2016 was marked by two major political events – Brexit and the election of Donald Trump as the president of the United States. So far, 2017 seems to be relatively calmer than the year before-the European elections came and went without any surprises and Brexit negotiations are expected to resume after the general election. Is this the calm before the storm or are more surprises till in store for the second half of the year? Our FX Strategists, Bilal Hafeez and Jordan Rochester, look at the 'grey swans' of 2017 - unlikely but impactful events.
This is a reality that the market has started to come to grips with, but while we would like to be able to predict black swans, by definition they are unpredictable. However, its close cousin, the grey swan, can be envisaged. These grey swans, in our opinion, lie outside the usual base case and risk scenarios of the analyst community. So we have donned our creative hats and have come up with 10 potential grey swan events for 2017. We have avoided the more widely discussed scenarios (e.g., a break-up of the euro area, a Trump impeachment or a China implosion). Instead, we have selected topics that have not been as widely discussed.
In this video, Bilal and Jordan dive into 5 grey swans that could have a significant geopolitical impact:
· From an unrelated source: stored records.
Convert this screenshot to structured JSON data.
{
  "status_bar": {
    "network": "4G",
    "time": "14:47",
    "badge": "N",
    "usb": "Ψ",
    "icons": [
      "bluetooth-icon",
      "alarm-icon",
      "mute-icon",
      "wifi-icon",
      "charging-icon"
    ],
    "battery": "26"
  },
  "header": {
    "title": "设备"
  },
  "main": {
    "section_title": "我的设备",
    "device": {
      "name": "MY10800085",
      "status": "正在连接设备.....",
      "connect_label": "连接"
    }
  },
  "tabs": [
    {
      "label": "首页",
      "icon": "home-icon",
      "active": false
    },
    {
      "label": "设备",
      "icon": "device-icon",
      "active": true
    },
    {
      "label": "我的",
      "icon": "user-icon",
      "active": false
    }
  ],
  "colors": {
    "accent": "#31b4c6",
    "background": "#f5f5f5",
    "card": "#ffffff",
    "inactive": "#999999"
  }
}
EU reform, UK re-joins: The suggest Brexit could reverse and become Bremain requires a series of improbably events that most would vehemently disagree with, including us. But as 2016 was the year politics "stumped the consensus", why couldn't 2017 do the same?
China floats currency: The probability of China shifting to a complete market-determined FX regime in the near term is very low in our view, and the current path of periodic FX flexibility and active FX intervention is likely to continue over the next 12 months at least.
Fed muzzled: During the election campaign, Donald Trump made his disapproval of the Federal Reserve and of Chair Yellen quite clear, and mentioned repeatedly that interest rates should be much higher, that the Federal Reserve balance sheet should be reduced and that the central bank was playing politics with its monetary policy.
Russia flexes its muscles: The idea of Russian military aggression in Eastern Europe is an extreme event. It is not our baseline at all that Russia will undertake any military engagement against Emerging Europe in 2017. President Putin is likely to be kept busy however the foundations for such a risk may well emerge.
Japan's Abe loses power: We are expecting a general election sometime in 2017. The ruling coalition currently holds the super majority in the lower house and current polling suggests opposition parties remain unpopular. The biggest political shock would therefore be anything that fractures this stability.